Fun Fact October 19, 2021.

Tool time Tuesday. As cooler weather moves in, lots of us move inside, to the kitchen to cook and bake.  There are a number of kitchen gadgets that perhaps you’ve never heard of, like the Dipr.  It’s a handle with a hook so you can dunk your cookies in milk without getting your fingers wet.  Or how about the Bear Claw meat shredders.  They look just like giant bear claws with handles.  Use one in each had to make quick work of shredding beef, pork or chicken for the perfect bbq or enchiladas.  Soggy cereal is a thing of the past with the Obal Never Soggy Cereal Bowl.  It’s a bowl divided in half.  Put your cereal in one side and the milk in the other, then spoon your cereal into the milk a bite at a time.  One last one, the Amco Rub-A-Way stainless steel bar.  After you’ve chopped onion or garlic, grab your Rub-A-Way stainless steel bar and rid your fingers on that unpleasant smell.  The molecules in the stainless steel bind with the sulfur molecules transferring them from your hands.  All these products, and many others, are available on Amazon.  Listen to the podcast here;

Fun Fact June 8, 2021.

Tool time Tuesday and today we’re in the kitchen.  My coworker, Genesis, and I were talking about a must have in the kitchen and she thought a whisk is something she could not do without.  According the NY Times dot com the origins of the whisk can be traced back to a handful of twigs.

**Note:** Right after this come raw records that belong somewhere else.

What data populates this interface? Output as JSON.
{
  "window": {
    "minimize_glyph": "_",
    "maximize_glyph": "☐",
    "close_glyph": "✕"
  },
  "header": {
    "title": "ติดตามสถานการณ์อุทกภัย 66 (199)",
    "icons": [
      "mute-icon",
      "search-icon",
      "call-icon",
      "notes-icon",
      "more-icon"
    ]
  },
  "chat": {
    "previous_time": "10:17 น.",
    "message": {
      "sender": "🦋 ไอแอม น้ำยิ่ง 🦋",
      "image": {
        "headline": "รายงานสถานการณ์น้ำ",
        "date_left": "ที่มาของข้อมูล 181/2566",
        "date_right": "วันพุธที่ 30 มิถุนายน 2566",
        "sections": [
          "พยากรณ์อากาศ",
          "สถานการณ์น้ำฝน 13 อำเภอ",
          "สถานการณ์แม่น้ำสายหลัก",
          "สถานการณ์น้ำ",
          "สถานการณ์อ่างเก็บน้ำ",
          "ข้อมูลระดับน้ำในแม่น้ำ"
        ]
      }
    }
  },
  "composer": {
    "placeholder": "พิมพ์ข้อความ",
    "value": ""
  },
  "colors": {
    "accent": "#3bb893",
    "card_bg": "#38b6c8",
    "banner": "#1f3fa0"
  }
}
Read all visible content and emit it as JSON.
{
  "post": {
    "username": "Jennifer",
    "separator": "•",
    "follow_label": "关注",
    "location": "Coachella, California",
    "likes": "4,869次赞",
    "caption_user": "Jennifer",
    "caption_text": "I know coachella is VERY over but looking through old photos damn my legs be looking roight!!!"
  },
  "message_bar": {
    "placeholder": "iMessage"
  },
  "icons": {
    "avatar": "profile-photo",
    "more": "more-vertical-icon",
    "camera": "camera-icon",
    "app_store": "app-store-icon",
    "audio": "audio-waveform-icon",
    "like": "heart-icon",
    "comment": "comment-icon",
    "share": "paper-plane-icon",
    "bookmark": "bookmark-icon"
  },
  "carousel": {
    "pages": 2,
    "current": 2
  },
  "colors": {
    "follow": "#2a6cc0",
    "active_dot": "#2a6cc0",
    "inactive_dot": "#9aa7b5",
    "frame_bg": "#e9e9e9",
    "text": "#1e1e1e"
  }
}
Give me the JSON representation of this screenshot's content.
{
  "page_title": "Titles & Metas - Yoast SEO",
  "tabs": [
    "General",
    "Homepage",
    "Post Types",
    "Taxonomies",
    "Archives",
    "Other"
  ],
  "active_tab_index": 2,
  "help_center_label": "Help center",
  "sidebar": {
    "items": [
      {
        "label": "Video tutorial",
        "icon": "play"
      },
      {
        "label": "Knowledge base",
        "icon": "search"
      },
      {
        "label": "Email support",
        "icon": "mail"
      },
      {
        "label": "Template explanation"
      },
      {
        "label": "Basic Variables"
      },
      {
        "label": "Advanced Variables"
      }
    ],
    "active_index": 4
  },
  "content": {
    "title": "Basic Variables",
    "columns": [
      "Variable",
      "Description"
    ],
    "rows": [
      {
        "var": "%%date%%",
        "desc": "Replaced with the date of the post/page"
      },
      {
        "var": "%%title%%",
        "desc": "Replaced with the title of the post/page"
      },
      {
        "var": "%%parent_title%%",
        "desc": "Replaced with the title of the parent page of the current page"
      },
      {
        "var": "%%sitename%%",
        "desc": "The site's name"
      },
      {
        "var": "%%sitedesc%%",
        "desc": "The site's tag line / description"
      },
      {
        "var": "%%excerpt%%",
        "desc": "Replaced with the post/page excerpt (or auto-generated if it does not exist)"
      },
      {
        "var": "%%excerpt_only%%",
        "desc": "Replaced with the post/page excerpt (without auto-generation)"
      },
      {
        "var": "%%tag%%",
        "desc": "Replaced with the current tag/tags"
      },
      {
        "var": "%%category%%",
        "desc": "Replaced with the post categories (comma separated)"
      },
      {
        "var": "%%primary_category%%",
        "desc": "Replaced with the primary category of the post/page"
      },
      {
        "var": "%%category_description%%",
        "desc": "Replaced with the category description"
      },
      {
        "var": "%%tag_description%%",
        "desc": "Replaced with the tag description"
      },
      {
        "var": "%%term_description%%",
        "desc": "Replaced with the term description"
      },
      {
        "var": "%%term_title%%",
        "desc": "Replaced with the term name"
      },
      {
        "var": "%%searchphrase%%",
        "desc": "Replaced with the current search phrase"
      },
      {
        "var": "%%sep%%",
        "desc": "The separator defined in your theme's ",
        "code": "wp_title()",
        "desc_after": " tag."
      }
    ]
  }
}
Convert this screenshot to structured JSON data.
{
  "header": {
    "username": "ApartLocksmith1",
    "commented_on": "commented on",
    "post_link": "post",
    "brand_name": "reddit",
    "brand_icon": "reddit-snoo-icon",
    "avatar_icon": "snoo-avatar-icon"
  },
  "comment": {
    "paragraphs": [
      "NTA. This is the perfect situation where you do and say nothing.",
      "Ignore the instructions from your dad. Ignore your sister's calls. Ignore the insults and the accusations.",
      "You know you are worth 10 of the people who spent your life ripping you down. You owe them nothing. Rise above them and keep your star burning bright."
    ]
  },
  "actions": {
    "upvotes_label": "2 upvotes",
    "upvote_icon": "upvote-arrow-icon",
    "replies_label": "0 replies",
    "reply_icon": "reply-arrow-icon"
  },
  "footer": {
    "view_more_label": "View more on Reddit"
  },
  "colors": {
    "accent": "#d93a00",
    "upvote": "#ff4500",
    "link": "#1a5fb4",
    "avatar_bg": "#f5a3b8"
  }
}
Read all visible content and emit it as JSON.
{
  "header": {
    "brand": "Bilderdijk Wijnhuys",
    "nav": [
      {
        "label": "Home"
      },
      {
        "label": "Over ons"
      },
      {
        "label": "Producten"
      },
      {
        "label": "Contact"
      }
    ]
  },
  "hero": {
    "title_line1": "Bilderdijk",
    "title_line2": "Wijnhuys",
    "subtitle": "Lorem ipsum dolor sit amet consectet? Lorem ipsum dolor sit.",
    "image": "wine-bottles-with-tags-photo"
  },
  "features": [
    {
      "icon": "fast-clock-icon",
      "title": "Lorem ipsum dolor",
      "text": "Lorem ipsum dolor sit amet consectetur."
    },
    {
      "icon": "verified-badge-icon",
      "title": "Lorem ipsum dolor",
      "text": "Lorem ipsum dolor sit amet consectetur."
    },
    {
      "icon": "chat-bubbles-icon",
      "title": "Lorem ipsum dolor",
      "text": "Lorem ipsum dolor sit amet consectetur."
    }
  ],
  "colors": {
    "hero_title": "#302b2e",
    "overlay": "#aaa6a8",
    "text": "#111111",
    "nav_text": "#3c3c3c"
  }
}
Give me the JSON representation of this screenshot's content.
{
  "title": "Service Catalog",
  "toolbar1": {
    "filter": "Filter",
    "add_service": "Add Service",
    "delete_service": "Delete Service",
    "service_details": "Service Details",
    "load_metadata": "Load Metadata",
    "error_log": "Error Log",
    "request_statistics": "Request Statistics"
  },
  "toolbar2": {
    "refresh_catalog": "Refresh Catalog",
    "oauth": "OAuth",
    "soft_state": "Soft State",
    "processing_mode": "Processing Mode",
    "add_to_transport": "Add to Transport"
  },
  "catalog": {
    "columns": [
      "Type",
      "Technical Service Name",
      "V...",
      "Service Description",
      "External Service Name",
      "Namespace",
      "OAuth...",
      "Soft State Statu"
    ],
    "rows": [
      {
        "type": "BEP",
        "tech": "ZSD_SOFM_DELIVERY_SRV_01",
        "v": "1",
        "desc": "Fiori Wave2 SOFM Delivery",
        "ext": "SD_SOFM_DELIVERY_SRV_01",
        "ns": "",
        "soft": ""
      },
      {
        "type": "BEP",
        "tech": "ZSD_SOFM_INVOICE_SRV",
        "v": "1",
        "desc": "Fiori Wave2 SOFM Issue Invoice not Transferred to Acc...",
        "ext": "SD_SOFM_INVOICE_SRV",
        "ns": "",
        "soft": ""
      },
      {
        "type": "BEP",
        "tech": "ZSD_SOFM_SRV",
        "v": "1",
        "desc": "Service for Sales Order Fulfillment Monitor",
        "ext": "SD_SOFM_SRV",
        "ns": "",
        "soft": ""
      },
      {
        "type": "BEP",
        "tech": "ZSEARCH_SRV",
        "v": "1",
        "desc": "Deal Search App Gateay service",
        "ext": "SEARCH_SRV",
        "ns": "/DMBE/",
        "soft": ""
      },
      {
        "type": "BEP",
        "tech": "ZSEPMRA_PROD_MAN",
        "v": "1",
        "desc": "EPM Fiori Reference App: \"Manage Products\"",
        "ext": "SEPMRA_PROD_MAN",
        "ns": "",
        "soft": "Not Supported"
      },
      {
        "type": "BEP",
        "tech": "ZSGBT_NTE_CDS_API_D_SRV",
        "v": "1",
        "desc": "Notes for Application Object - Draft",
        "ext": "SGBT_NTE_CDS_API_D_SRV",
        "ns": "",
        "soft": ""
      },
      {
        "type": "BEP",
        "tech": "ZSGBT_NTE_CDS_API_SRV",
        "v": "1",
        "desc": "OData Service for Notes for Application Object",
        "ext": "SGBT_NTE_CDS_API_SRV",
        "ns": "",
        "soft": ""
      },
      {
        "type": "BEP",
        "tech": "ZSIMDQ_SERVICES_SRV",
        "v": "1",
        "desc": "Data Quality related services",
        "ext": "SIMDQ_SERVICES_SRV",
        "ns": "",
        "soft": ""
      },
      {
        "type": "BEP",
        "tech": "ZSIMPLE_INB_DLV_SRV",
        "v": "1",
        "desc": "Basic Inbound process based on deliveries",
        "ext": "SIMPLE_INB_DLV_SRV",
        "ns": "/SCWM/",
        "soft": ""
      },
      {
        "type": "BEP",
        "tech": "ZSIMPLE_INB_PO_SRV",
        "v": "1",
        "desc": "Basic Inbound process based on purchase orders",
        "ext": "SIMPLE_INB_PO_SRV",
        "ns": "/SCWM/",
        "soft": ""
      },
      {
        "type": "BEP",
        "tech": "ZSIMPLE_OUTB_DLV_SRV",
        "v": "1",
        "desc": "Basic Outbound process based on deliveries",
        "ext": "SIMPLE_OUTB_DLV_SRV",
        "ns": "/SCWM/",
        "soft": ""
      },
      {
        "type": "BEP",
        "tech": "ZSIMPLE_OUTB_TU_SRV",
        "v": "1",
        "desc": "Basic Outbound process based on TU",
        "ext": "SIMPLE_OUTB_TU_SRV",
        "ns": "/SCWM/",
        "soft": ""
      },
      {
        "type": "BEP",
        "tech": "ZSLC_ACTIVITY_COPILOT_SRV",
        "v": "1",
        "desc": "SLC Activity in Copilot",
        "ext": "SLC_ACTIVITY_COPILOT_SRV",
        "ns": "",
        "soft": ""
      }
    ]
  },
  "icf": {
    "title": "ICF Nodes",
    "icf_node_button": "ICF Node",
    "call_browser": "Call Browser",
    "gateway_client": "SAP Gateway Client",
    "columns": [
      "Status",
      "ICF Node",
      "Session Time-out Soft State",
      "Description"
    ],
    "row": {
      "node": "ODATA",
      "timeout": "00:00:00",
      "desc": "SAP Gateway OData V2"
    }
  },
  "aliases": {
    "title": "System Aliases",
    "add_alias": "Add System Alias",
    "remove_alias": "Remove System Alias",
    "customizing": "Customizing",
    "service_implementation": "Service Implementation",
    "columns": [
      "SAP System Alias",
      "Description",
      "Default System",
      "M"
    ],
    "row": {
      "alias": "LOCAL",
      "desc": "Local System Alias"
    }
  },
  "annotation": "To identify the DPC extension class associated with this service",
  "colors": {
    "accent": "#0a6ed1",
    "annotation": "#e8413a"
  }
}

In the 1600s, European cooks improvised with wood brushes.  One early recipe calls for a beating with a “big birch rod.”  By the 19th century, the gadget-loving Victorians popularized the wire whisk.  It was Julia Childs who taught Americans how to use a whisk and the various types, sizes and uses of whisks.  Childs was a bit of a collector of kitchen gadgets, including whisks.  She had more than a hundred in her collection.  Remember, it’s all in the wrist when one is using a whisk.